*** Opening Records ***

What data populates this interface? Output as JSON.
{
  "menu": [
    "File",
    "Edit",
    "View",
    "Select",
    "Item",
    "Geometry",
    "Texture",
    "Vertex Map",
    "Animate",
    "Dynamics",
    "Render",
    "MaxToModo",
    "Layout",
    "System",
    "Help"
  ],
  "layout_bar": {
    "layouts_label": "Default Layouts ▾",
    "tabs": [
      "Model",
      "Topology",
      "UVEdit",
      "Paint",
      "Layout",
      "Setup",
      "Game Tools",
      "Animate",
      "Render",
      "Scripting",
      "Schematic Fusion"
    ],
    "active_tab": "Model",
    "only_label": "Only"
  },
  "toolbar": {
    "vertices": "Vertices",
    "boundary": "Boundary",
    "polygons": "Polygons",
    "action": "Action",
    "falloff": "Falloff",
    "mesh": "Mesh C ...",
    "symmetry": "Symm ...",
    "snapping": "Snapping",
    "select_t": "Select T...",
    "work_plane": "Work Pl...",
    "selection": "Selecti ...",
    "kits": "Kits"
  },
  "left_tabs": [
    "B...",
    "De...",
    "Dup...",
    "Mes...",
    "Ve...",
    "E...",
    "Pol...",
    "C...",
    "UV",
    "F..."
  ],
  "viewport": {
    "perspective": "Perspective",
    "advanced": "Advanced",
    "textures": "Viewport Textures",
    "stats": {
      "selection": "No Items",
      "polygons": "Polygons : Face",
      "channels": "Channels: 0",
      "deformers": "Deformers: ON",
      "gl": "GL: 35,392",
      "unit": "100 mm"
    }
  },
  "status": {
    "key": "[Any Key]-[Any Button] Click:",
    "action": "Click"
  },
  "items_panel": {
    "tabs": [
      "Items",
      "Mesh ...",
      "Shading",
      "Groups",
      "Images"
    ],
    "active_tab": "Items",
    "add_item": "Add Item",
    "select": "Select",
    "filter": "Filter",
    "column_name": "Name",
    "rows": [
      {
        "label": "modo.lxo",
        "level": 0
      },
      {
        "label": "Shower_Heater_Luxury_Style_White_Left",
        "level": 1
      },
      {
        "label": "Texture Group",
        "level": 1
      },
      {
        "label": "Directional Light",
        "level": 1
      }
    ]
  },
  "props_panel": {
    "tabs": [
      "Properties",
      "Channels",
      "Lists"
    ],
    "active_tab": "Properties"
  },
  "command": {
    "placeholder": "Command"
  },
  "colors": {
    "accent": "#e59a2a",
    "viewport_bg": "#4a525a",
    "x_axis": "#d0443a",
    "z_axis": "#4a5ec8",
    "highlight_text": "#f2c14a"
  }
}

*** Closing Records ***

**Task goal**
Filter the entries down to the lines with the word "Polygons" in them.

**Answer to this exercise**
    "polygons": "Polygons",
      "polygons": "Polygons : Face",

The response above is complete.